- Assignment -
Go through the entries and copy every line that has the string "digit" in it.
BEGIN Supplied data
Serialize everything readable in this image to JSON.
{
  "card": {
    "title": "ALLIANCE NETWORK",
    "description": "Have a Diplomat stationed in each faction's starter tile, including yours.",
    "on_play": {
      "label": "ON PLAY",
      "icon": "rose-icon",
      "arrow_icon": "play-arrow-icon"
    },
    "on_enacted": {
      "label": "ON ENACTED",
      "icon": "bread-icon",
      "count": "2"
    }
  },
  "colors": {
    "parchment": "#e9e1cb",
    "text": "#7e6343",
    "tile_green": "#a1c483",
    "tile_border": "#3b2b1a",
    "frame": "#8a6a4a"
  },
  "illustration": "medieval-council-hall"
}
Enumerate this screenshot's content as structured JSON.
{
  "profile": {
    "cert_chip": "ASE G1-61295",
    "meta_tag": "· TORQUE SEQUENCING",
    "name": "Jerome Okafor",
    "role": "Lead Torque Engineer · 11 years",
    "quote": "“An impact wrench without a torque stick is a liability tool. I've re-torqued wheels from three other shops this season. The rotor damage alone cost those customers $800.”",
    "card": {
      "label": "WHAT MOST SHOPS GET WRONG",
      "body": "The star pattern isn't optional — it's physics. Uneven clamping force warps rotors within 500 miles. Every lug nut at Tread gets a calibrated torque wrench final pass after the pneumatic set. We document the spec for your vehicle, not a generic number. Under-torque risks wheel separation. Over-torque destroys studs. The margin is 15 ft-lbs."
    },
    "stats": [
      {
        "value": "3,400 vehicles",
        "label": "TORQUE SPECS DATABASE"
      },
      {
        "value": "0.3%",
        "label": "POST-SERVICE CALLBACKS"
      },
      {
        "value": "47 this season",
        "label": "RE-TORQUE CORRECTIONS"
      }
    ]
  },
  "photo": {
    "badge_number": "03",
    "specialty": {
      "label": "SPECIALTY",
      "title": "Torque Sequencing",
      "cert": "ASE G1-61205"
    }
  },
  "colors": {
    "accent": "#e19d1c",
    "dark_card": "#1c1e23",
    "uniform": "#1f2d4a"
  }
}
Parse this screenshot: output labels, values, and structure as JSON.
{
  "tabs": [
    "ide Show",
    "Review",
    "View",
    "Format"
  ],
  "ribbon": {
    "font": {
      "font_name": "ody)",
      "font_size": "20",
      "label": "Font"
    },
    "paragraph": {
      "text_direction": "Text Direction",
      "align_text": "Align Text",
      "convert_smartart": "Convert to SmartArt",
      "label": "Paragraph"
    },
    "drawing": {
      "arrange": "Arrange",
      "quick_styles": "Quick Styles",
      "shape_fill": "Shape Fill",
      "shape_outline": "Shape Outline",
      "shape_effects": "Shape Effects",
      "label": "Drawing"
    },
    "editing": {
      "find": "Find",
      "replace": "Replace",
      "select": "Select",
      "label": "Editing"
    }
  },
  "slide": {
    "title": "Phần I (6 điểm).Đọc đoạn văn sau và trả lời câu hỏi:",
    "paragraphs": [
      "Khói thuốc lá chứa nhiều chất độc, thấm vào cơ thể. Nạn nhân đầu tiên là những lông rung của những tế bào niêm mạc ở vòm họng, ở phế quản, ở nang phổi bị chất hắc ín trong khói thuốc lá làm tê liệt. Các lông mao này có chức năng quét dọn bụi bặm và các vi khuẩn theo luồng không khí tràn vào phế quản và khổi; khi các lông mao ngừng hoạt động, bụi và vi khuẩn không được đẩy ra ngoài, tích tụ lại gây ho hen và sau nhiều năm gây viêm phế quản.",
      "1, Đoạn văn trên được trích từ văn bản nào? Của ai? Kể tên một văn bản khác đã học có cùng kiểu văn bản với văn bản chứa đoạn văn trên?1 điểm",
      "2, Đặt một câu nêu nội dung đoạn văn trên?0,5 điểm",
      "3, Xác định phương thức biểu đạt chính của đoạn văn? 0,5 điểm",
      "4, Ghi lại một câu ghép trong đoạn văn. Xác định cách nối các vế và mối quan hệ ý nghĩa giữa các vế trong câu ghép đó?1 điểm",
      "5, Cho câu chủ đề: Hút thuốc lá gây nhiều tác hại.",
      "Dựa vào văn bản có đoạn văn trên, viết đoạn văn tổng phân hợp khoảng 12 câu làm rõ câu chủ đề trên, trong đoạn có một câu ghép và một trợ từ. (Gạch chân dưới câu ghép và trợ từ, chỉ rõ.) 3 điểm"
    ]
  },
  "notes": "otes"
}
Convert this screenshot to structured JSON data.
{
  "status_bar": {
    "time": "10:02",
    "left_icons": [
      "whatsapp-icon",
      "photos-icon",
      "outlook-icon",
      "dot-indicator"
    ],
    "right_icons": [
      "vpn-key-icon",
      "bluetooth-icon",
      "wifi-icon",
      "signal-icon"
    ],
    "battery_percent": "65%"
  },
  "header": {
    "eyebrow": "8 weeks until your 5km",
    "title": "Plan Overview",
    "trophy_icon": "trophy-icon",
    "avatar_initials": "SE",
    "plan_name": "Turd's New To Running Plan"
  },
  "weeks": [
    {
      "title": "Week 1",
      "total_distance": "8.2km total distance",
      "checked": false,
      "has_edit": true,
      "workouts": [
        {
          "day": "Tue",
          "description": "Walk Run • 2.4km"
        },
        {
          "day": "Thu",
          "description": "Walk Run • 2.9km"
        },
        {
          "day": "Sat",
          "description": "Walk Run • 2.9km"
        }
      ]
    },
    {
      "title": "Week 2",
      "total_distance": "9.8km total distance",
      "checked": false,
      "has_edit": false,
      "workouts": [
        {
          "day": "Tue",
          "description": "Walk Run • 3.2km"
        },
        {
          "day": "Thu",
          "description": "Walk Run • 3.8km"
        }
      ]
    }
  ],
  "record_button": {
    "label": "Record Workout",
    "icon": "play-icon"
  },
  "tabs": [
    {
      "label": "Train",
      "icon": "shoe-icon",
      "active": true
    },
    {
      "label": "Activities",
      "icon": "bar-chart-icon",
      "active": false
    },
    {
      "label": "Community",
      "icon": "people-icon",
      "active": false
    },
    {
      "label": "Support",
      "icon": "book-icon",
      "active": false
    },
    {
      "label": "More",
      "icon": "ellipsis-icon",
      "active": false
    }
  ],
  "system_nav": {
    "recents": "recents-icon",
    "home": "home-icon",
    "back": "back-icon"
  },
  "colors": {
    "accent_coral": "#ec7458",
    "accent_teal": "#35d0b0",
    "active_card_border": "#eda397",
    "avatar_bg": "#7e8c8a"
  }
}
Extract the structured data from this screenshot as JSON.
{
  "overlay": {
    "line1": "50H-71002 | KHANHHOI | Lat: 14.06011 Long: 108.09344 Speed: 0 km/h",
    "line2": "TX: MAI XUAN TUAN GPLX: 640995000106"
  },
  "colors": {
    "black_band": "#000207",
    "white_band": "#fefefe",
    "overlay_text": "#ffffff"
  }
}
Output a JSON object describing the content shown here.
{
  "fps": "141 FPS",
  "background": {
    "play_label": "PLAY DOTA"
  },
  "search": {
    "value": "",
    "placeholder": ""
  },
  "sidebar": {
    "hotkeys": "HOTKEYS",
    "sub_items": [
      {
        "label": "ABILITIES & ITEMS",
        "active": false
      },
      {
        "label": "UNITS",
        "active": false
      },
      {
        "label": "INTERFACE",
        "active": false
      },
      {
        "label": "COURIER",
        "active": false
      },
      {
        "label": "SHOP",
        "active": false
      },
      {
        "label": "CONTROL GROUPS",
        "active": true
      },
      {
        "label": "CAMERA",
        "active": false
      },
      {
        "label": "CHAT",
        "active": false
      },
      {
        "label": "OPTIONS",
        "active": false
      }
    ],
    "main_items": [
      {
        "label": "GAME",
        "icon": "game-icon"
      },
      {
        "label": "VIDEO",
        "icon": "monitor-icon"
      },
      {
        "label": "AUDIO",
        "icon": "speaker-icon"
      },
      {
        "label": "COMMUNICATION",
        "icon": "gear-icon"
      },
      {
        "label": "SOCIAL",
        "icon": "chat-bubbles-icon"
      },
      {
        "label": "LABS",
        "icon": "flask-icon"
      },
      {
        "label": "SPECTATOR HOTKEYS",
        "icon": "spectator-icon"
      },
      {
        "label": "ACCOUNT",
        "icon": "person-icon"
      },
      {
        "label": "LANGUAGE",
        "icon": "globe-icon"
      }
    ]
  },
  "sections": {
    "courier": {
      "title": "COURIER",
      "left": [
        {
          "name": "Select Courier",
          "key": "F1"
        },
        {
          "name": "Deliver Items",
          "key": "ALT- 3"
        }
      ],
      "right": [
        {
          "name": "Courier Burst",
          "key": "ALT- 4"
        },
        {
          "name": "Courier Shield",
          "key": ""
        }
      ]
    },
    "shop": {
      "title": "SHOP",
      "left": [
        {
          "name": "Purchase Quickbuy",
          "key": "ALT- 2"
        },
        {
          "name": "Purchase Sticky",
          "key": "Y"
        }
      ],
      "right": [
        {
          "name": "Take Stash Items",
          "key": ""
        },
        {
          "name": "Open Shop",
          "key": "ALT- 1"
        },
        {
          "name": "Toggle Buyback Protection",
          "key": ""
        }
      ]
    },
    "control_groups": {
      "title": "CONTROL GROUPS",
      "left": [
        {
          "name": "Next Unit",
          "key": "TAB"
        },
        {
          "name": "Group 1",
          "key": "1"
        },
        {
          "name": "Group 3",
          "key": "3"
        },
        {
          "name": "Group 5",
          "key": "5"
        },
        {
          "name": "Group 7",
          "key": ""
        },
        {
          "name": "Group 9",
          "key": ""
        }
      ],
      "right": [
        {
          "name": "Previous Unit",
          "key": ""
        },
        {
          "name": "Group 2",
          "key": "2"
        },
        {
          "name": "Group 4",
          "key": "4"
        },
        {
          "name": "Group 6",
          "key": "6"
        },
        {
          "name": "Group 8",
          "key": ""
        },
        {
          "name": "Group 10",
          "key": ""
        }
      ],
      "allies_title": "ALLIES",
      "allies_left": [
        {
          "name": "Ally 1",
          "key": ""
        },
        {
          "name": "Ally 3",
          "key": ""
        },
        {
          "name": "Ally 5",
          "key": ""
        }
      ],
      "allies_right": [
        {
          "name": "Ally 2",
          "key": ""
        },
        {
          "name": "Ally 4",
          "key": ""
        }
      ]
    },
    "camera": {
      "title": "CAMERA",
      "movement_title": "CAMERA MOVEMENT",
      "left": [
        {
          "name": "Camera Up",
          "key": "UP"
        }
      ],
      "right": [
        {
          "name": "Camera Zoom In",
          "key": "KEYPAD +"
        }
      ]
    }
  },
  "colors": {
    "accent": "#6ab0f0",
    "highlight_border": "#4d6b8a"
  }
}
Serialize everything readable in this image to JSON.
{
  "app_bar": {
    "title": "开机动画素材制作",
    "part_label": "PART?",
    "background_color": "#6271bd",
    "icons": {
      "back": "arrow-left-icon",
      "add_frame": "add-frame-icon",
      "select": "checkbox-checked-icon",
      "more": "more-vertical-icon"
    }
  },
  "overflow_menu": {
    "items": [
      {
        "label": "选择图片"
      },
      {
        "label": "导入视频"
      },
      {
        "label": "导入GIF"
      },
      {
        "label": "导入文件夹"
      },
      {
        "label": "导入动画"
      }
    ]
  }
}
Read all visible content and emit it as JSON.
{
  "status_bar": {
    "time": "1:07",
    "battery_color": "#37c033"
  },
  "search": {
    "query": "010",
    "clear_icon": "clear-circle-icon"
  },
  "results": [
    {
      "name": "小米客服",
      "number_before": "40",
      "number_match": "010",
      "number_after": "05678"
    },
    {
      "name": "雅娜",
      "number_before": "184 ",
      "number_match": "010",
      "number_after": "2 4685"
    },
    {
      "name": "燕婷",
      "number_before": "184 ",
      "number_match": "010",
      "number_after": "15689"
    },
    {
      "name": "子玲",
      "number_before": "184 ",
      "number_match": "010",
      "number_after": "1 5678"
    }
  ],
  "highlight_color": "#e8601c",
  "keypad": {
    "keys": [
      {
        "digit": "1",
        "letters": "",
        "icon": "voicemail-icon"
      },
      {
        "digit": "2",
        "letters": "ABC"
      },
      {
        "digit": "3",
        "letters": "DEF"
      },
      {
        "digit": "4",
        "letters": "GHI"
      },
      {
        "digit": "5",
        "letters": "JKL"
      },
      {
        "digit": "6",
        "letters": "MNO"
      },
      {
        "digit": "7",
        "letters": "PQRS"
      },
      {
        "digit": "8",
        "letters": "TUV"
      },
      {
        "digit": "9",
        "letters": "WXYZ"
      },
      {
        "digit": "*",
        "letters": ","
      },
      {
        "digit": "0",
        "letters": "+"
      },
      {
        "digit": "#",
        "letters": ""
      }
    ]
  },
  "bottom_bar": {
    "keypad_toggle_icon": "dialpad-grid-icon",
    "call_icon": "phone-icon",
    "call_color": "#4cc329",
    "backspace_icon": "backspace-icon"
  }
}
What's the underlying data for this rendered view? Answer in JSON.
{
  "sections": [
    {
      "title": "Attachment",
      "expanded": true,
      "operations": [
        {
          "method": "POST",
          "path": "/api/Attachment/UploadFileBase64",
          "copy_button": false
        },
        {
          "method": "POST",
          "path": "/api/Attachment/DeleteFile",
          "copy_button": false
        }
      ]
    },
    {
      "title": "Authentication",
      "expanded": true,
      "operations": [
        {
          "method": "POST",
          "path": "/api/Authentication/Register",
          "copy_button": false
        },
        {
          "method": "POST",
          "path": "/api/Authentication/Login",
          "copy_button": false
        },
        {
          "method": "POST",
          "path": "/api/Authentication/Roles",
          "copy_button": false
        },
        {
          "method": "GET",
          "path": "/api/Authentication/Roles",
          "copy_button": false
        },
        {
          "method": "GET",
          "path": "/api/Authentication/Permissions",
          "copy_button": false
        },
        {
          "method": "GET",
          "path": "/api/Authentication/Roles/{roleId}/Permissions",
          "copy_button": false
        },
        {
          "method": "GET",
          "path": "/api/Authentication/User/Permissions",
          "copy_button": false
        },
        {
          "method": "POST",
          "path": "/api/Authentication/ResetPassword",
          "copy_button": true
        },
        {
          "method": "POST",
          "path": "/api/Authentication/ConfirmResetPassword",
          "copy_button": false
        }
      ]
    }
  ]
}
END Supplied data
- Solved problem -
        "digit": "1",
        "digit": "2",
        "digit": "3",
        "digit": "4",
        "digit": "5",
        "digit": "6",
        "digit": "7",
        "digit": "8",
        "digit": "9",
        "digit": "*",
        "digit": "0",
        "digit": "#",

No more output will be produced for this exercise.